Thank you for your comment.
‘Wedding Dress of the Week’ is a series of blog posts designed to augment our current exhibition Unveiled: 200 Years of Wedding Fashion from the Victoria and Albert Museum, London. The posts alternate between highlighting a dress from the exhibition and a dress from Te Papa’s collection, which features gowns dating from the late 1700s to the present. For example the post on 13 January highlights recent acquisition – a post-World War II wedding dress made from parachute silk.
While Te Papa is dedicated to showcasing New Zealand and the Pacific, we are also committed to bringing the best of the rest of the world to New Zealand – hence our international exhibition programme of which Unveiled is a part.
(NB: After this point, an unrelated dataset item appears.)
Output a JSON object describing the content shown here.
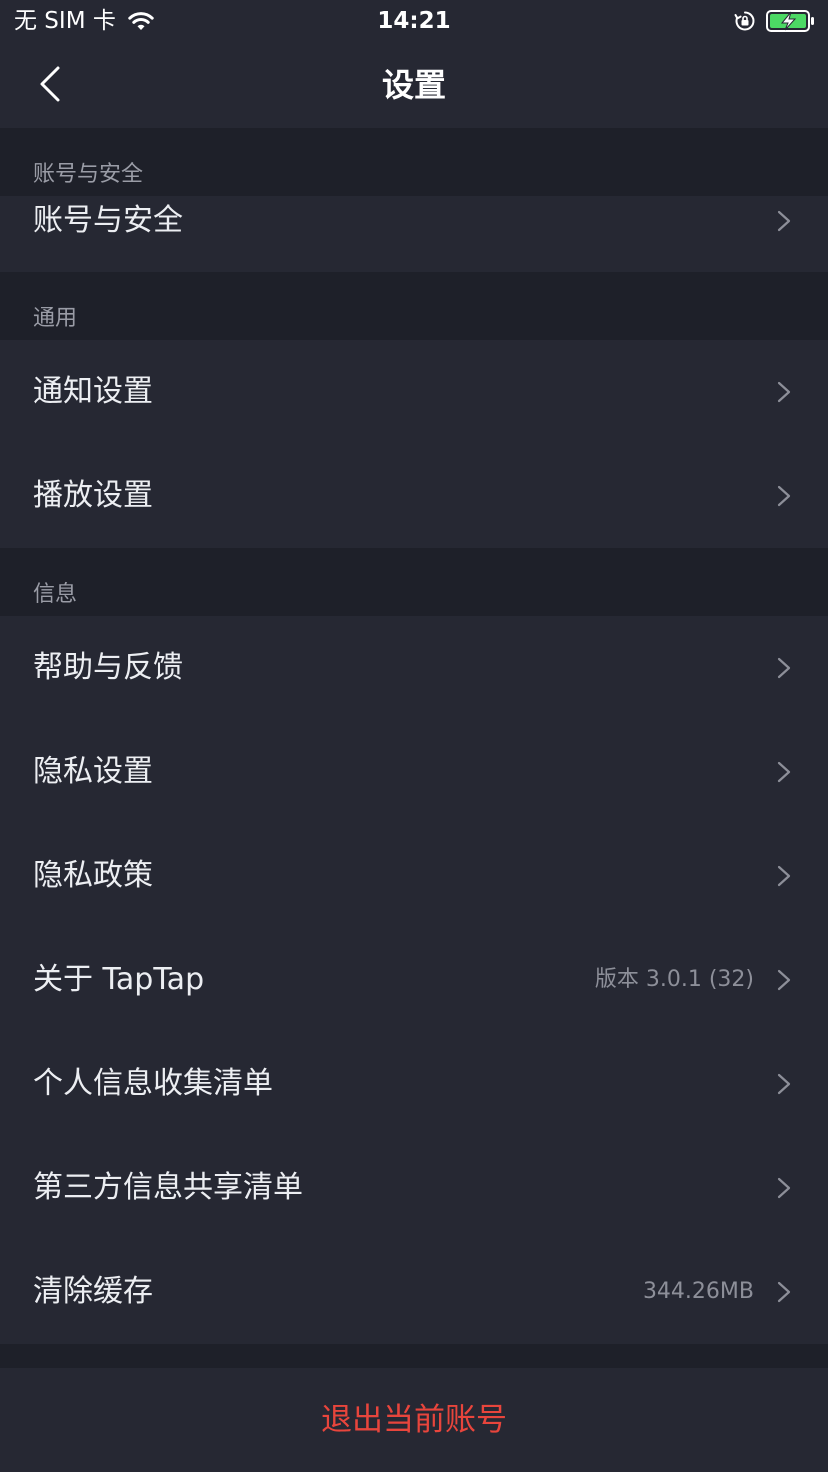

Embracing international history, does not mean that we are neglecting our own. We are currently upgrading our wedding dress records for Collections Online so that the collection is accessible publicly. This project includes further research into provenance, conservation, and preparing gowns for detailed photography. A number of these gowns will feature in ‘Wedding Dress of the Week’ over the next three months. In April last year, we also launched the New Zealand Wedding Photography Gallery – an online project aimed at collecting images in order to provide a rich record of changes in New Zealand wedding style – http://sites.tepapa.govt.nz/weddingphotos/
Aware, that many people like yourself are keen to learn about caring for their family heirlooms, our Textile Conservation Team will be running a Conservation Clinic at Te Papa on Tuesday 21 February 2012, 1pm–2pm as part of the Unveiled event programme. The team are also preparing some practical conversation guidelines on the care of wedding dresses which will be available on the Te Papa website by mid-February. Hopefully, these guidelines will be of some assistance to you. You are also welcome to ring the Textile Conservation Team for advice. Most local museums are also happy to provide advice regarding care and storage.
Is it possible for the Conservation Clinic to be videotaped and placed on utube or somewhere so that those of us who dont live in Wellington can also benefit from your expertise? Thanks, Kae
A great idea! The team is looking into it. This link might also be useful to anyone looking for conservation advice http://nzccm.org.nz/directory-find-a-conservator.
All the best